Dataset entries below:

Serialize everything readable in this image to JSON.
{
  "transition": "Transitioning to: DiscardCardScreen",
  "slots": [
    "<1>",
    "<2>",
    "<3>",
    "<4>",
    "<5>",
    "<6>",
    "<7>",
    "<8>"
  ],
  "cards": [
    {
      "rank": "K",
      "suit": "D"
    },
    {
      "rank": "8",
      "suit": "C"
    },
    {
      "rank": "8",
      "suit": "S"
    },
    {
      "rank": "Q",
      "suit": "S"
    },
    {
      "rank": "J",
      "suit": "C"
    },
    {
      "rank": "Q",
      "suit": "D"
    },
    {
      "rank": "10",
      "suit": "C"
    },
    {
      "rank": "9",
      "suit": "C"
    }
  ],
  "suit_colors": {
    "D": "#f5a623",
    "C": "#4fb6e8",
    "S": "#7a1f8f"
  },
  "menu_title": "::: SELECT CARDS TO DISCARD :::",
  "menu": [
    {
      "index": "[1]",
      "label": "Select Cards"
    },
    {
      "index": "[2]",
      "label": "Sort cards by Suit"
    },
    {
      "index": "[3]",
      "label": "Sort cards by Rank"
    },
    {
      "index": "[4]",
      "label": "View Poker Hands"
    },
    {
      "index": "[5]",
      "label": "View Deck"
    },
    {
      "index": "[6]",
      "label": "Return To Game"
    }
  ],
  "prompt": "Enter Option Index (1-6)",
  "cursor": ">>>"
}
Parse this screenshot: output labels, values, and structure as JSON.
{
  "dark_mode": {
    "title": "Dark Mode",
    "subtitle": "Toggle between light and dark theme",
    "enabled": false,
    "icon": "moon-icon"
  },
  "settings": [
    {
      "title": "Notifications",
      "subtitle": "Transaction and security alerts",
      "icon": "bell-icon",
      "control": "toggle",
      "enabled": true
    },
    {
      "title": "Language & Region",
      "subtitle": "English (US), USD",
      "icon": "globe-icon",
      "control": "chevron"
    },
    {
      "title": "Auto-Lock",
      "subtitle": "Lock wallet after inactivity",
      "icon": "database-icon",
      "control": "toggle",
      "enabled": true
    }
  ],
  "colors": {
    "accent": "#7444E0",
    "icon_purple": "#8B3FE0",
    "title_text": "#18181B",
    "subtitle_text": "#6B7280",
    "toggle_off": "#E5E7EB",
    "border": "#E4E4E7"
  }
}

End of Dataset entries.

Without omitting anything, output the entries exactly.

Written solution =>
Serialize everything readable in this image to JSON.
{
  "transition": "Transitioning to: DiscardCardScreen",
  "slots": [
    "<1>",
    "<2>",
    "<3>",
    "<4>",
    "<5>",
    "<6>",
    "<7>",
    "<8>"
  ],
  "cards": [
    {
      "rank": "K",
      "suit": "D"
    },
    {
      "rank": "8",
      "suit": "C"
    },
    {
      "rank": "8",
      "suit": "S"
    },
    {
      "rank": "Q",
      "suit": "S"
    },
    {
      "rank": "J",
      "suit": "C"
    },
    {
      "rank": "Q",
      "suit": "D"
    },
    {
      "rank": "10",
      "suit": "C"
    },
    {
      "rank": "9",
      "suit": "C"
    }
  ],
  "suit_colors": {
    "D": "#f5a623",
    "C": "#4fb6e8",
    "S": "#7a1f8f"
  },
  "menu_title": "::: SELECT CARDS TO DISCARD :::",
  "menu": [
    {
      "index": "[1]",
      "label": "Select Cards"
    },
    {
      "index": "[2]",
      "label": "Sort cards by Suit"
    },
    {
      "index": "[3]",
      "label": "Sort cards by Rank"
    },
    {
      "index": "[4]",
      "label": "View Poker Hands"
    },
    {
      "index": "[5]",
      "label": "View Deck"
    },
    {
      "index": "[6]",
      "label": "Return To Game"
    }
  ],
  "prompt": "Enter Option Index (1-6)",
  "cursor": ">>>"
}
Parse this screenshot: output labels, values, and structure as JSON.
{
  "dark_mode": {
    "title": "Dark Mode",
    "subtitle": "Toggle between light and dark theme",
    "enabled": false,
    "icon": "moon-icon"
  },
  "settings": [
    {
      "title": "Notifications",
      "subtitle": "Transaction and security alerts",
      "icon": "bell-icon",
      "control": "toggle",
      "enabled": true
    },
    {
      "title": "Language & Region",
      "subtitle": "English (US), USD",
      "icon": "globe-icon",
      "control": "chevron"
    },
    {
      "title": "Auto-Lock",
      "subtitle": "Lock wallet after inactivity",
      "icon": "database-icon",
      "control": "toggle",
      "enabled": true
    }
  ],
  "colors": {
    "accent": "#7444E0",
    "icon_purple": "#8B3FE0",
    "title_text": "#18181B",
    "subtitle_text": "#6B7280",
    "toggle_off": "#E5E7EB",
    "border": "#E4E4E7"
  }
}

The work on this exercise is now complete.